▶ Records contained in a dataset

########

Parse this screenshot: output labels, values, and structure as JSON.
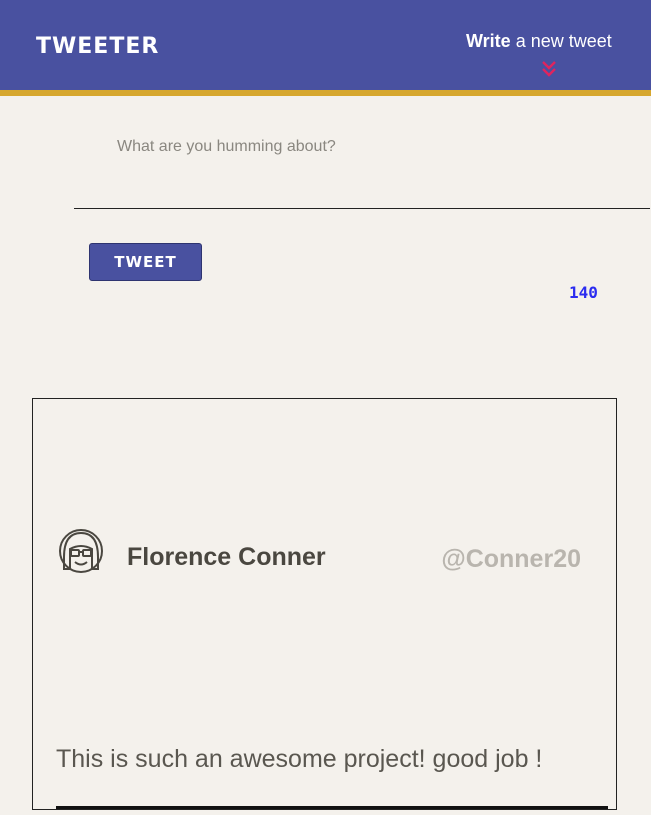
{
  "nav": {
    "brand": "TWEETER",
    "write_bold": "Write",
    "write_rest": " a new tweet",
    "chevron_icon": "double-chevron-down-icon",
    "chevron_color": "#e0245e"
  },
  "composer": {
    "placeholder": "What are you humming about?",
    "value": "",
    "button_label": "TWEET",
    "counter": "140"
  },
  "tweets": [
    {
      "name": "Florence Conner",
      "handle": "@Conner20",
      "avatar_icon": "girl-avatar-icon",
      "text": "This is such an awesome project! good job !"
    }
  ],
  "colors": {
    "header": "#4951a0",
    "header_border": "#d6a72e",
    "background": "#f4f1ec",
    "counter": "#2b2cf0"
  }
}
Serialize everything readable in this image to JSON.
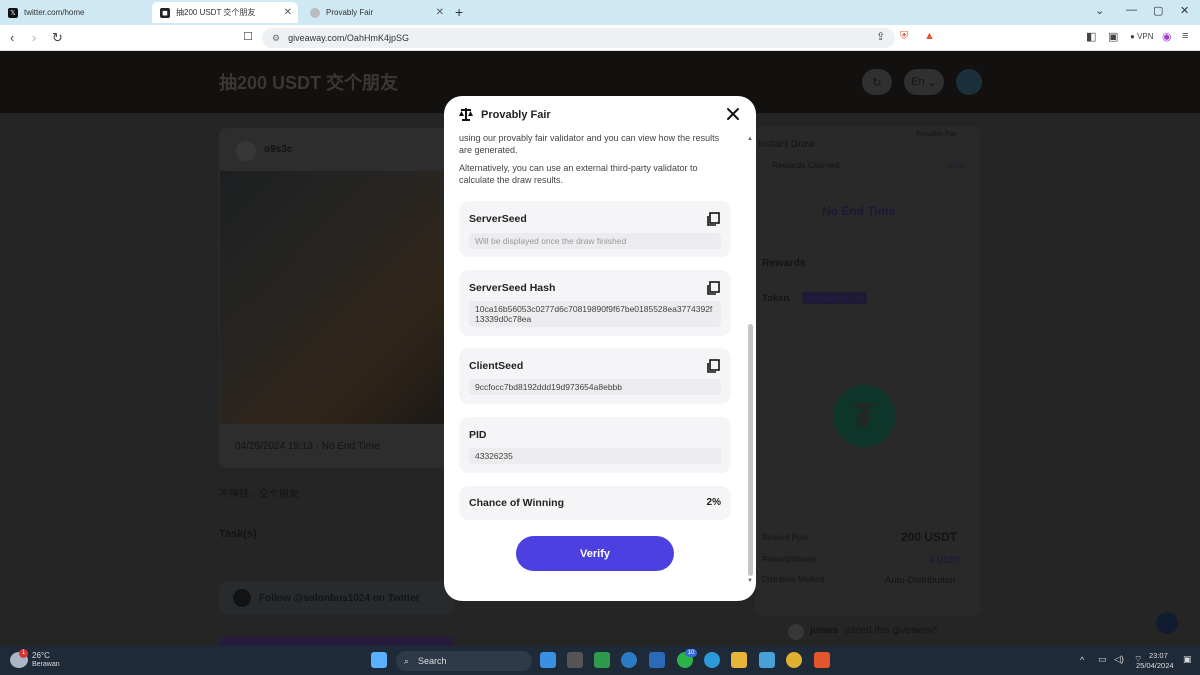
{
  "browser": {
    "tabs": [
      {
        "label": "twitter.com/home"
      },
      {
        "label": "抽200 USDT 交个朋友"
      },
      {
        "label": "Provably Fair"
      }
    ],
    "url": "giveaway.com/OahHmK4jpSG",
    "vpn_label": "VPN"
  },
  "page": {
    "title": "抽200 USDT 交个朋友",
    "lang": "En",
    "user": "o9s3c",
    "date_range": "04/25/2024 19:13 - No End Time",
    "description": "不挣钱，交个朋友",
    "tasks_heading": "Task(s)",
    "task_follow": "Follow",
    "task_handle": "@solonbus1024",
    "task_suffix": "on Twitter",
    "right": {
      "provably_fair": "Provably Fair",
      "instant_draw": "Instant Draw",
      "rewards_claimed": "Rewards Claimed",
      "rewards_count": "0/50",
      "no_end_time": "No End Time",
      "rewards_heading": "Rewards",
      "token_label": "Token",
      "remaining": "Remaining: 50",
      "reward_pool_label": "Reward Pool",
      "reward_pool_value": "200 USDT",
      "reward_winner_label": "Reward/Winner",
      "reward_winner_value": "4 USDT",
      "distribute_label": "Distribute Method",
      "distribute_value": "Auto-Distribution",
      "joined_user": "juwas",
      "joined_text": "joined this giveaway!"
    }
  },
  "modal": {
    "title": "Provably Fair",
    "intro_1": "using our provably fair validator and you can view how the results are generated.",
    "intro_2": "Alternatively, you can use an external third-party validator to calculate the draw results.",
    "fields": [
      {
        "label": "ServerSeed",
        "value": "Will be displayed once the draw finished"
      },
      {
        "label": "ServerSeed Hash",
        "value": "10ca16b56053c0277d6c70819890f9f67be0185528ea3774392f13339d0c78ea"
      },
      {
        "label": "ClientSeed",
        "value": "9ccfocc7bd8192ddd19d973654a8ebbb"
      },
      {
        "label": "PID",
        "value": "43326235"
      }
    ],
    "chance_label": "Chance of Winning",
    "chance_value": "2%",
    "verify_label": "Verify"
  },
  "taskbar": {
    "weather_temp": "26°C",
    "weather_desc": "Berawan",
    "search_label": "Search",
    "time": "23:07",
    "date": "25/04/2024",
    "weather_badge": "1",
    "chat_badge": "10"
  },
  "colors": {
    "accent": "#4c41e0",
    "tether": "#15523f",
    "tabbar": "#cfe9f4"
  }
}
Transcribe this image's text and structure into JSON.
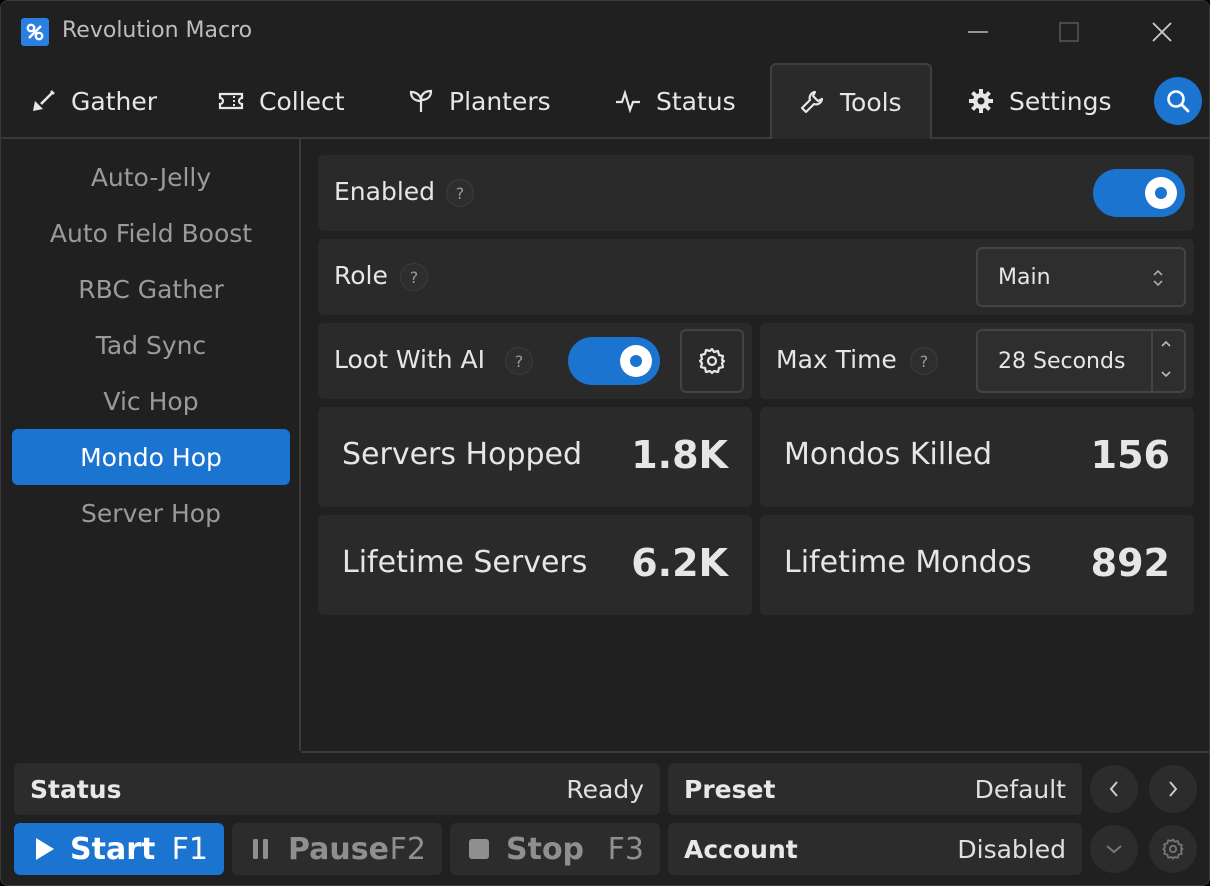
{
  "window": {
    "title": "Revolution Macro"
  },
  "tabs": [
    {
      "label": "Gather",
      "icon": "shovel-icon"
    },
    {
      "label": "Collect",
      "icon": "ticket-icon"
    },
    {
      "label": "Planters",
      "icon": "sprout-icon"
    },
    {
      "label": "Status",
      "icon": "activity-icon"
    },
    {
      "label": "Tools",
      "icon": "wrench-icon",
      "active": true
    },
    {
      "label": "Settings",
      "icon": "gear-icon"
    }
  ],
  "sidebar": {
    "items": [
      "Auto-Jelly",
      "Auto Field Boost",
      "RBC Gather",
      "Tad Sync",
      "Vic Hop",
      "Mondo Hop",
      "Server Hop"
    ],
    "active": "Mondo Hop"
  },
  "main": {
    "enabled": {
      "label": "Enabled",
      "help": "?",
      "on": true
    },
    "role": {
      "label": "Role",
      "help": "?",
      "value": "Main"
    },
    "loot": {
      "label": "Loot With AI",
      "help": "?",
      "on": true
    },
    "max_time": {
      "label": "Max Time",
      "help": "?",
      "value": "28 Seconds"
    },
    "stats": {
      "servers_hopped": {
        "label": "Servers Hopped",
        "value": "1.8K"
      },
      "mondos_killed": {
        "label": "Mondos Killed",
        "value": "156"
      },
      "lifetime_servers": {
        "label": "Lifetime Servers",
        "value": "6.2K"
      },
      "lifetime_mondos": {
        "label": "Lifetime Mondos",
        "value": "892"
      }
    }
  },
  "bottom": {
    "status": {
      "label": "Status",
      "value": "Ready"
    },
    "preset": {
      "label": "Preset",
      "value": "Default"
    },
    "account": {
      "label": "Account",
      "value": "Disabled"
    },
    "start": {
      "label": "Start",
      "key": "F1"
    },
    "pause": {
      "label": "Pause",
      "key": "F2"
    },
    "stop": {
      "label": "Stop",
      "key": "F3"
    }
  },
  "colors": {
    "accent": "#1b74d0",
    "background": "#202020",
    "panel": "#2a2a2a"
  }
}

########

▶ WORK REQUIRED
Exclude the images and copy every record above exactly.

▶ WRITTEN ANSWER
Parse this screenshot: output labels, values, and structure as JSON.
{
  "nav": {
    "brand": "TWEETER",
    "write_bold": "Write",
    "write_rest": " a new tweet",
    "chevron_icon": "double-chevron-down-icon",
    "chevron_color": "#e0245e"
  },
  "composer": {
    "placeholder": "What are you humming about?",
    "value": "",
    "button_label": "TWEET",
    "counter": "140"
  },
  "tweets": [
    {
      "name": "Florence Conner",
      "handle": "@Conner20",
      "avatar_icon": "girl-avatar-icon",
      "text": "This is such an awesome project! good job !"
    }
  ],
  "colors": {
    "header": "#4951a0",
    "header_border": "#d6a72e",
    "background": "#f4f1ec",
    "counter": "#2b2cf0"
  }
}
Serialize everything readable in this image to JSON.
{
  "browser": {
    "tabs": [
      {
        "label": "twitter.com/home"
      },
      {
        "label": "抽200 USDT 交个朋友"
      },
      {
        "label": "Provably Fair"
      }
    ],
    "url": "giveaway.com/OahHmK4jpSG",
    "vpn_label": "VPN"
  },
  "page": {
    "title": "抽200 USDT 交个朋友",
    "lang": "En",
    "user": "o9s3c",
    "date_range": "04/25/2024 19:13 - No End Time",
    "description": "不挣钱，交个朋友",
    "tasks_heading": "Task(s)",
    "task_follow": "Follow",
    "task_handle": "@solonbus1024",
    "task_suffix": "on Twitter",
    "right": {
      "provably_fair": "Provably Fair",
      "instant_draw": "Instant Draw",
      "rewards_claimed": "Rewards Claimed",
      "rewards_count": "0/50",
      "no_end_time": "No End Time",
      "rewards_heading": "Rewards",
      "token_label": "Token",
      "remaining": "Remaining: 50",
      "reward_pool_label": "Reward Pool",
      "reward_pool_value": "200 USDT",
      "reward_winner_label": "Reward/Winner",
      "reward_winner_value": "4 USDT",
      "distribute_label": "Distribute Method",
      "distribute_value": "Auto-Distribution",
      "joined_user": "juwas",
      "joined_text": "joined this giveaway!"
    }
  },
  "modal": {
    "title": "Provably Fair",
    "intro_1": "using our provably fair validator and you can view how the results are generated.",
    "intro_2": "Alternatively, you can use an external third-party validator to calculate the draw results.",
    "fields": [
      {
        "label": "ServerSeed",
        "value": "Will be displayed once the draw finished"
      },
      {
        "label": "ServerSeed Hash",
        "value": "10ca16b56053c0277d6c70819890f9f67be0185528ea3774392f13339d0c78ea"
      },
      {
        "label": "ClientSeed",
        "value": "9ccfocc7bd8192ddd19d973654a8ebbb"
      },
      {
        "label": "PID",
        "value": "43326235"
      }
    ],
    "chance_label": "Chance of Winning",
    "chance_value": "2%",
    "verify_label": "Verify"
  },
  "taskbar": {
    "weather_temp": "26°C",
    "weather_desc": "Berawan",
    "search_label": "Search",
    "time": "23:07",
    "date": "25/04/2024",
    "weather_badge": "1",
    "chat_badge": "10"
  },
  "colors": {
    "accent": "#4c41e0",
    "tether": "#15523f",
    "tabbar": "#cfe9f4"
  }
}
Transcribe this image's text and structure into JSON.
{
  "window": {
    "title": "Revolution Macro"
  },
  "tabs": [
    {
      "label": "Gather",
      "icon": "shovel-icon"
    },
    {
      "label": "Collect",
      "icon": "ticket-icon"
    },
    {
      "label": "Planters",
      "icon": "sprout-icon"
    },
    {
      "label": "Status",
      "icon": "activity-icon"
    },
    {
      "label": "Tools",
      "icon": "wrench-icon",
      "active": true
    },
    {
      "label": "Settings",
      "icon": "gear-icon"
    }
  ],
  "sidebar": {
    "items": [
      "Auto-Jelly",
      "Auto Field Boost",
      "RBC Gather",
      "Tad Sync",
      "Vic Hop",
      "Mondo Hop",
      "Server Hop"
    ],
    "active": "Mondo Hop"
  },
  "main": {
    "enabled": {
      "label": "Enabled",
      "help": "?",
      "on": true
    },
    "role": {
      "label": "Role",
      "help": "?",
      "value": "Main"
    },
    "loot": {
      "label": "Loot With AI",
      "help": "?",
      "on": true
    },
    "max_time": {
      "label": "Max Time",
      "help": "?",
      "value": "28 Seconds"
    },
    "stats": {
      "servers_hopped": {
        "label": "Servers Hopped",
        "value": "1.8K"
      },
      "mondos_killed": {
        "label": "Mondos Killed",
        "value": "156"
      },
      "lifetime_servers": {
        "label": "Lifetime Servers",
        "value": "6.2K"
      },
      "lifetime_mondos": {
        "label": "Lifetime Mondos",
        "value": "892"
      }
    }
  },
  "bottom": {
    "status": {
      "label": "Status",
      "value": "Ready"
    },
    "preset": {
      "label": "Preset",
      "value": "Default"
    },
    "account": {
      "label": "Account",
      "value": "Disabled"
    },
    "start": {
      "label": "Start",
      "key": "F1"
    },
    "pause": {
      "label": "Pause",
      "key": "F2"
    },
    "stop": {
      "label": "Stop",
      "key": "F3"
    }
  },
  "colors": {
    "accent": "#1b74d0",
    "background": "#202020",
    "panel": "#2a2a2a"
  }
}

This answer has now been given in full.